Logic in a time of coronavirus.

CONGRUENCE (molecular biology). Rehman SU et al. Evolutionary trajectory for the emergence of novel coronavirus SARS-CoV-2. Pathogens 2020, 9 (3) pii: E240. This study used whole genome sequencing to show how SARS-CoV-2 is the likely descendant of bat SARS viruses, and uses mutation and recombination events in parts of the viral genome to change envelope, membrane, nucleocapsid and spike glycoproteins to become a novel infectious agent. Multiple recombinations in the S gene were detected. These are thought to improve survival and adapt to a human host.

CONSISTENCY (case clusters). Chan JF et al. A familial cluster of pneumonia associated with the 2019 novel coronavirus indicating person-to-person transmission: a study of a family cluster. Lancet 2020; 395: 514-23. This a key case-cluster report from Wuhan in the early stages of the pandemic, and therefore a good place to start assessing the consistency of clinico-pathological and epidemiological features in subsequent clusters.

CUMULATIVE DISSONANCE (mechanism of pathogenesis). Hoffmann M et al. SARS-CoV-2 Cell Entry Depends on ACE2 and TMPRSS2 and Is Blocked by a Clinically Proven Protease Inhibitor. Cell. 2020 Mar 4. pii: S0092-8674(20)30229-4. Entry of SARS-CoV-2 relies on binding of viral spike proteins to cell surface receptors and subsequent priming by enzymes called proteases. This could help identify possible future treatments. This study showed that SARS-CoV-2 uses an ACE2 receptor to enter mammalian cells and then primes its spike protein with a protease. The study also showed that serum from convalescent patients neutralised SARS-2-S-driven cell entry.

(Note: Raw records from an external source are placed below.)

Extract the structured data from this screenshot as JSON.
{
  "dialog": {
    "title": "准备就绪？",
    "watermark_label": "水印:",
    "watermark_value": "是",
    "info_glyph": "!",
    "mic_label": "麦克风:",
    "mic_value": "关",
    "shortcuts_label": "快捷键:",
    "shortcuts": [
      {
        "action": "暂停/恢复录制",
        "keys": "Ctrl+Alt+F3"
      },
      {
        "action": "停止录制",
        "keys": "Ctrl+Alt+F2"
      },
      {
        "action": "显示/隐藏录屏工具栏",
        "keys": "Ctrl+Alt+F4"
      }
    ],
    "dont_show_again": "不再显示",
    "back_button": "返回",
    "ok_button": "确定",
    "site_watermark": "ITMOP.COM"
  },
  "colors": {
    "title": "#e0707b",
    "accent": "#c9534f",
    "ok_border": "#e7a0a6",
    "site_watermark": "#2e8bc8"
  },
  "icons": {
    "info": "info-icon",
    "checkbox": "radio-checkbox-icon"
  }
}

CURTAILMENT (targeted countermeasures). Peto J. COVID-19 mass testing facilities could end the epidemic rapidly. BMJ 2020; 368: m1163. This is an interesting proposition that mass screening, performed on more than one occasion could be used to bring the UK’s national COVID-19 epidemic to an end more quickly and cheaply than a vaccine. The argument revolves around using RT-PCR assays as the key enabler for mass rapid diagnosis and subsequent control.